9 shipowners lead the digital way
Nine ocean carriers commit to converting 50% of original bills of lading to digital within five years and 100% by 2030 to accelerate the digitalisation of container trade
Digital Container Shipping Association(DCSA) announces its nine ocean carrier members commit to 100% adoption of an electronic bill of lading (eBL) based on DCSA standards by 2030. Switching away from the transfer of physical paper bills of lading could save $6.5 billion in direct costs for stakeholders, enable $30-40 billion in annual global trade growth, transform the customer experience and improve sustainability.
The bill of lading is one of the most important trade documents in container shipping. It functions as a document of title, receipt for shipped goods and a record of agreed terms and conditions. Ocean carriers issue around 45 million bills of lading a year. In 2021, only 1.2%of these were electronic.
Manual, paper-based processes are time-consuming, expensive and environmentally unsustainable for stakeholders along complex supply chains.

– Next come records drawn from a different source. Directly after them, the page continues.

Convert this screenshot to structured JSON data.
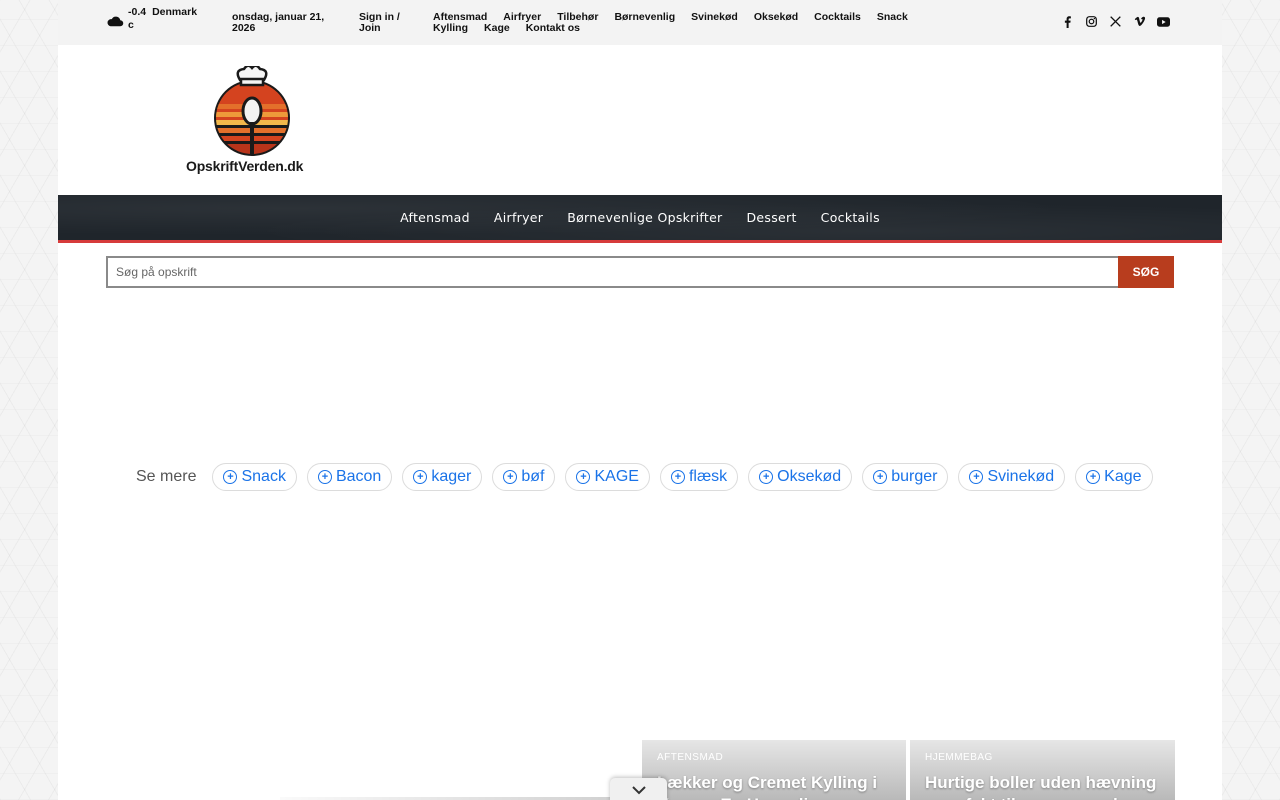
{
  "topbar": {
    "weather": {
      "temp": "-0.4",
      "unit": "c",
      "location": "Denmark"
    },
    "date": "onsdag, januar 21, 2026",
    "signin": "Sign in / Join",
    "menu": [
      "Aftensmad",
      "Airfryer",
      "Tilbehør",
      "Børnevenlig",
      "Svinekød",
      "Oksekød",
      "Cocktails",
      "Snack",
      "Kylling",
      "Kage",
      "Kontakt os"
    ],
    "social": [
      "facebook-icon",
      "instagram-icon",
      "x-icon",
      "vimeo-icon",
      "youtube-icon"
    ]
  },
  "logo": {
    "text": "OpskriftVerden.dk"
  },
  "nav": {
    "items": [
      "Aftensmad",
      "Airfryer",
      "Børnevenlige Opskrifter",
      "Dessert",
      "Cocktails"
    ]
  },
  "search": {
    "placeholder": "Søg på opskrift",
    "button": "SØG"
  },
  "tags": {
    "label": "Se mere",
    "items": [
      "Snack",
      "Bacon",
      "kager",
      "bøf",
      "KAGE",
      "flæsk",
      "Oksekød",
      "burger",
      "Svinekød",
      "Kage"
    ]
  },
  "cards": [
    {
      "category": "AFTENSMAD",
      "title": "Lækker og Cremet Kylling i Karry – En Hyggelig"
    },
    {
      "category": "HJEMMEBAG",
      "title": "Hurtige boller uden hævning – perfekt til morgenmaden"
    }
  ],
  "colors": {
    "accent": "#d63b3b",
    "search_button": "#b83d1e",
    "tag_link": "#1a73e8",
    "nav_bg": "#1f252b"
  }
}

Paper-based processes breakdown when cargo in ports cannot be gated out because original bills of lading, or title documents fail to arrive or cannot be manually processed in time. In contrast, digital processes enable data to flow instantly and securely, reducing delays and waste.
Transforming document exchange through the eBL will accelerate digitalisation to benefit customers, banks, customs/government authorities, providers of ocean shipping services and all maritime supply chain stakeholders.
This article is shared by courtesy of Digital Container Shipping Association(DCSA). https://dcsa.org/ For more articles about digitalisation in the maritime, click here.
This article is shared by courtesy of Digital Container Shipping Association(DCSA). https://dcsa.org/
For more articles about digitalisation in the maritime, click here.